Beethoven probably had a different kind of hammer in mind when he wrote the Hammerklavier sonata, but who’s really keeping score? History’s most majestic musical minds are famous for their stormy tempers, but the Halo team’s satisfyingly cathartic, controlled Foley room tantrum runs circles around composing three-movement masterworks by candlelight.
There’s no way we can describe what 343 is up to better than Kyle Fraser, Halo Infinite’s lead sound designer. In the team's latest far-ranging update, Fraser described how it all came together (or should we say, ahem, apart) after the team acquired “an old upright piano” from a friend. Golf clubs, spinning drills, dry ice, and (of course) hammers: If it could tease a unique-sounding scream from an inanimate object, it was all fair game.
“[W]e took objects like bats, golf clubs, hammers, and rocks to its armor revealing its inner workings,” wrote Fraser, after narrating some more conventional sound-collecting tasks involving the resonant oomph of a vibrating subwoofer.
“The violent act on the piano gave us some really nice beefy impacts, with some satisfying debris. Once we opened it up, we took some electric bows to the strings to get some interesting tonal source. Next, we snapped its strings then took a Dremel to the ones that remained. Lastly, we busted out the dry ice and applied it to everything that could possibly resonate, which yielded a large offering of singing, bellowing, screeching and everything in between.”
If all this feels like adding insult to musical-instrument injury, we can at least reserve judgment until the finished product arrives. Sure, the piano probably deserved a pardon. But if Halo Infinite ends up playing half as great as its ambient effects already sound, we’ll be first in line to pardon the game’s dev team for going full fortissimo on the little piano that saved its most rousing performance for last.

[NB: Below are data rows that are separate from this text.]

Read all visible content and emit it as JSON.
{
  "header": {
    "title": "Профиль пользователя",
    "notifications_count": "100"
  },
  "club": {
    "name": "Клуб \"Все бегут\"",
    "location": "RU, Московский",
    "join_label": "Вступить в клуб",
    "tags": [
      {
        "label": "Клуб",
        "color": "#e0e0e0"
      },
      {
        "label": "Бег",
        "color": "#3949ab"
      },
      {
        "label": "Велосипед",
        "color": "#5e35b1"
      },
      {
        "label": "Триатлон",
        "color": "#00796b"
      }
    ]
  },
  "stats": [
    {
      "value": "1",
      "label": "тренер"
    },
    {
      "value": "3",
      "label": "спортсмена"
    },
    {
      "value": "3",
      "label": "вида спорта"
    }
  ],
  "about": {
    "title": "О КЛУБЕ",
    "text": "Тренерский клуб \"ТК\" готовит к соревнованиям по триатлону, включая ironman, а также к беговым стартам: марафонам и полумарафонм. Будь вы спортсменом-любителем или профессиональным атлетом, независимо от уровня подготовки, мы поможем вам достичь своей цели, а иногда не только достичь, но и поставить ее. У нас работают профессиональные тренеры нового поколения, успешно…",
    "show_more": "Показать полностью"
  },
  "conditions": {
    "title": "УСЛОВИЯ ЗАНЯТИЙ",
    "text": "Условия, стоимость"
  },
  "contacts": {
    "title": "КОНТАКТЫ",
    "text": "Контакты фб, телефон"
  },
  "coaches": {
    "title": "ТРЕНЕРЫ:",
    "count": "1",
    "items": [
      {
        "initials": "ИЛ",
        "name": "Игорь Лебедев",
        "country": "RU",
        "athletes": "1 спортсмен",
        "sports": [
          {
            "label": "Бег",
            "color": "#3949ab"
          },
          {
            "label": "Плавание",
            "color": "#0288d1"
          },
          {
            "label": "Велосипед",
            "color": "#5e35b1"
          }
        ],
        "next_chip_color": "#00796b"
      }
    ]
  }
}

Halo Infinite is slated to launch later this year for Xbox Series X/S, Xbox One, and PC.